The second reading consists in considering the Lagos Action Plan as an interesting document but one that should be consigned to the archives, since there are no social forces to demand its implementation. On the contrary, the crisis is pushing governments to go deep in debt rather than to implement the World Bank's programme.

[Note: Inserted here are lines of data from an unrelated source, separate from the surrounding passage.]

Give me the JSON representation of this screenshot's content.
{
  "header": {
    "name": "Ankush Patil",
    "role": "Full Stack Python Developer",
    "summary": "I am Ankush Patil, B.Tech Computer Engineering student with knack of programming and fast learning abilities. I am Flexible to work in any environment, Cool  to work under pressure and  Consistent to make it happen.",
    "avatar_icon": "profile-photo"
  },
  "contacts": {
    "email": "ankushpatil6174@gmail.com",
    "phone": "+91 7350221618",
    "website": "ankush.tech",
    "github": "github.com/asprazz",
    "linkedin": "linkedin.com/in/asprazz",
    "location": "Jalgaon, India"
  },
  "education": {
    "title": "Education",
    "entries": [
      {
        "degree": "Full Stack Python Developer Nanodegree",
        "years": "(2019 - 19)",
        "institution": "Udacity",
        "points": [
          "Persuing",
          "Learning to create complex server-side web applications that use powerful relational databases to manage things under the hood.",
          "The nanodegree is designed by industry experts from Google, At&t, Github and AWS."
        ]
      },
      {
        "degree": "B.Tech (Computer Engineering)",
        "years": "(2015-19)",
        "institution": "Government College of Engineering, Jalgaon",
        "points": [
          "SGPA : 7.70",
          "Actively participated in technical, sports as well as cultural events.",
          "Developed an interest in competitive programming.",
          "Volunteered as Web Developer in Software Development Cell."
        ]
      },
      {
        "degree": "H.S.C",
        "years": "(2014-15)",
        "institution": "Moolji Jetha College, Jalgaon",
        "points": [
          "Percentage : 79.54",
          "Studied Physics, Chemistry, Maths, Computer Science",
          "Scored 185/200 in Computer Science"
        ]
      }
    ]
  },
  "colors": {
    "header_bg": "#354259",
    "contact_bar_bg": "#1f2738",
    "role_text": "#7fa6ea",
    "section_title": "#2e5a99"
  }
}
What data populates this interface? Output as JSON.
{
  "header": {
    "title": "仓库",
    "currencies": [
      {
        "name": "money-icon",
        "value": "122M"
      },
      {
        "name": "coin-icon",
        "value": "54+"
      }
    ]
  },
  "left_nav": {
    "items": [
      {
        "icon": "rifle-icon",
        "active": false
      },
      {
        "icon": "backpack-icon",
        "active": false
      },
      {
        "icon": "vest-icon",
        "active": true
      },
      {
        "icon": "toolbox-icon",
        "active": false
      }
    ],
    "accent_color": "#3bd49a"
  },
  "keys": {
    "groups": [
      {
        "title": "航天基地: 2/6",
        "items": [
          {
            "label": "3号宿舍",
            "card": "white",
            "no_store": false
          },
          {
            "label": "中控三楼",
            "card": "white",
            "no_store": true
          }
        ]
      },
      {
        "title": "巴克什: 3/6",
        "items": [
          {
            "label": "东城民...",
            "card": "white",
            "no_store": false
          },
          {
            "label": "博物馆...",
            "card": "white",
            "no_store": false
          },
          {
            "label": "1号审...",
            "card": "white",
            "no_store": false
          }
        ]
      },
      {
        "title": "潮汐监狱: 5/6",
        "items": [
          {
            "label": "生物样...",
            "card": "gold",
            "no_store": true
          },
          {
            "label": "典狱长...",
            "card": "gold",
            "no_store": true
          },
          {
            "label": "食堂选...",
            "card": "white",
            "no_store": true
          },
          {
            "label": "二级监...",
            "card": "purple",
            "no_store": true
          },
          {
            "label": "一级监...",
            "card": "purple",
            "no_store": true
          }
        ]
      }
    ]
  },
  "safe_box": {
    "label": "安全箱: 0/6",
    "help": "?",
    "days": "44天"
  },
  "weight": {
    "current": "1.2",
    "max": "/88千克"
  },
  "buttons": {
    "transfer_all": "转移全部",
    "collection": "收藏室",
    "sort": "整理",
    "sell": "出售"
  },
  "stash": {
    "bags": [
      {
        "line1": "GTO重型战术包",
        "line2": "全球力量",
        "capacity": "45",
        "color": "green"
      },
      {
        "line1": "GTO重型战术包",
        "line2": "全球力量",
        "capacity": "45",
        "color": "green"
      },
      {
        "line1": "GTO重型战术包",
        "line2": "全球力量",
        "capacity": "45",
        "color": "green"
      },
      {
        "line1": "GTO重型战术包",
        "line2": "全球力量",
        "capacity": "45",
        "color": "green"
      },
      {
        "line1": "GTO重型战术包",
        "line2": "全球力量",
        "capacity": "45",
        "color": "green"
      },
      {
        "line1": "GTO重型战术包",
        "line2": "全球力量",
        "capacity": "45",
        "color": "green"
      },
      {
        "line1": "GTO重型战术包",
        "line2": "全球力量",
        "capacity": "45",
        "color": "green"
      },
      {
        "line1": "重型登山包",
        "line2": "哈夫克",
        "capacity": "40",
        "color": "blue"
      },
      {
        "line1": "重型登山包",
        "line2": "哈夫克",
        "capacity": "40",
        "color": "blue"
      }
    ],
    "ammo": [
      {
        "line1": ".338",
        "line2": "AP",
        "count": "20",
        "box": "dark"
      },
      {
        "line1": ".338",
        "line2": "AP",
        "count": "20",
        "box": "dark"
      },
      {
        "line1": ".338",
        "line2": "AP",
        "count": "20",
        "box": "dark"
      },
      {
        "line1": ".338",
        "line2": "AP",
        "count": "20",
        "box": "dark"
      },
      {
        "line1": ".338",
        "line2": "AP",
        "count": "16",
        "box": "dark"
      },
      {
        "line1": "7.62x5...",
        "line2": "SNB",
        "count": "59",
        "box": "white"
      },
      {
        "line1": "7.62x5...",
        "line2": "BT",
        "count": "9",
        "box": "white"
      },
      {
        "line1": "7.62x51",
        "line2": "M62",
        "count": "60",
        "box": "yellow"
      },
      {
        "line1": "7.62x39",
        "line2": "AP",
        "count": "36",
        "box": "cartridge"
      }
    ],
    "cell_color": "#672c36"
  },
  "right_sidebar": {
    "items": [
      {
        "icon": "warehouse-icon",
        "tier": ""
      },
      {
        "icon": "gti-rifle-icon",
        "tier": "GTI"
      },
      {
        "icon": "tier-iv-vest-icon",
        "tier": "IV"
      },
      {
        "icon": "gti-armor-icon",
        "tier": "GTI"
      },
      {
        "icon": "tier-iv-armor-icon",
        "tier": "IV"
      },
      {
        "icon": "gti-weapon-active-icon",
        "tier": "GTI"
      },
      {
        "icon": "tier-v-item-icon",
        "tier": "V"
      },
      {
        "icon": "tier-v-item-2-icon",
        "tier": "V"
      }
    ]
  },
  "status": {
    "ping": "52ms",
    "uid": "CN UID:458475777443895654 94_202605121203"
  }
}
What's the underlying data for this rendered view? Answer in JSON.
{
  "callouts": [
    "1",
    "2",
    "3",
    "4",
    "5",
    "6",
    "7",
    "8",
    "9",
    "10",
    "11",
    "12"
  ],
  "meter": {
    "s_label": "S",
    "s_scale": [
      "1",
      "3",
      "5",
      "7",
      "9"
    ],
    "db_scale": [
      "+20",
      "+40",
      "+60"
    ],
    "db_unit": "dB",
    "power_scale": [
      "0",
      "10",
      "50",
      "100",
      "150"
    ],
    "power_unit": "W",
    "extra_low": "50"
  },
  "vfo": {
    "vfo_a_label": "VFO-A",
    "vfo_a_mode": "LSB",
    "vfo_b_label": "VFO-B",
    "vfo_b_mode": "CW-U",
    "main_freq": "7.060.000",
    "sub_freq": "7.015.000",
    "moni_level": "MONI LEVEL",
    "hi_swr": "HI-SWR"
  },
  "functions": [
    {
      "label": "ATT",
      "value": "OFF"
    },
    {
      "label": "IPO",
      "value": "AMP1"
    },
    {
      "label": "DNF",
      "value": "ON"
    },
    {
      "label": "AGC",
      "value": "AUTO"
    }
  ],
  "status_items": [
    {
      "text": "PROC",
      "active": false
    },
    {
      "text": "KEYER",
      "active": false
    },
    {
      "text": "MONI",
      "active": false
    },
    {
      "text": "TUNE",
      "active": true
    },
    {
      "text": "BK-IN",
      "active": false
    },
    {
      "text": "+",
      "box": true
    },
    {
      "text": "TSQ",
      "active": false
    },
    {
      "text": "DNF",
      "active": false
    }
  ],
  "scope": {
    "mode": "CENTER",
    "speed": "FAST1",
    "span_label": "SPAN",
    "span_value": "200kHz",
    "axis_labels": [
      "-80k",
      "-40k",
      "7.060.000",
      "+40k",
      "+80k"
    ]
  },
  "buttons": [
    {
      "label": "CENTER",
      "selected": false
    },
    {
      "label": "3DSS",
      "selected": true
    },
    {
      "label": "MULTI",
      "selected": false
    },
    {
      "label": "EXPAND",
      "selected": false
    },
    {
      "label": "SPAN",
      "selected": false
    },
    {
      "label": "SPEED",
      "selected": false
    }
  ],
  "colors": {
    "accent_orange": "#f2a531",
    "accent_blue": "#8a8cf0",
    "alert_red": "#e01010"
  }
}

My reading consists in examining the Plan with a critical eye and considering it as a step on the road to the formulation of objectives and strategies that respond to Africa's needs. The Plan presents the achievement of food self-sufficiency as an aspect of a global strategy of autocentred development. The preamble recalls that, in Africa, the principal feature of the crisis of economic development (and not only of growth) is integration into the capitalist system as a periphery for several centuries. The priority given to agricultural development is largely justified by historical experience and by theory. This point is important: it is what led to placing such hopes in the Lagos Plan despite its gaps and contradictions. To the extent that it has now been practically abandoned, it must be asked if it has fallen victim to its own weaknesses. The drafters used the concept of the strategy of food self-sufficiency in a very narrow sense, since it excluded: gaining control of the food agro-culture system; and problems of securing autonomous financing, industrialization and the accelerated development of a technological base necessary for food agriculture. In addition, the diagnosis ignored the problem of the distribution of the product during either the colonial or the post-colonial period. In particular, the economic and political relations that, in general, make super-exploitation of the peasants and rural dwellers possible, to the benefit of a small domestic minority (urban and rural) and the nations in the Centre, and not of industrialization or of the towns in general, are not spelled out. Consequently, the means advocated to achieve recovery remained very vague; in these circumstances, it was easy to predict the achievement of self-sufficiency between 1980 and 1985. Even this objective, limited though it was, was not attained but rather became more remote. For, in addition to technical weaknesses, the Lagos Plan of Action presupposed that another condition was fulfilled - that every African state has the social capacity (historical legitimacy) and the technical capacity (institutions, well-trained, nationalist and critical intelligentsia) to carry through a policy of food self-sufficiency inspired either by the Chinese or by the Indian model. But the states whose leaders effectively enjoyed historical legitimacy did not delink enough to initiate true agricultural revolutions.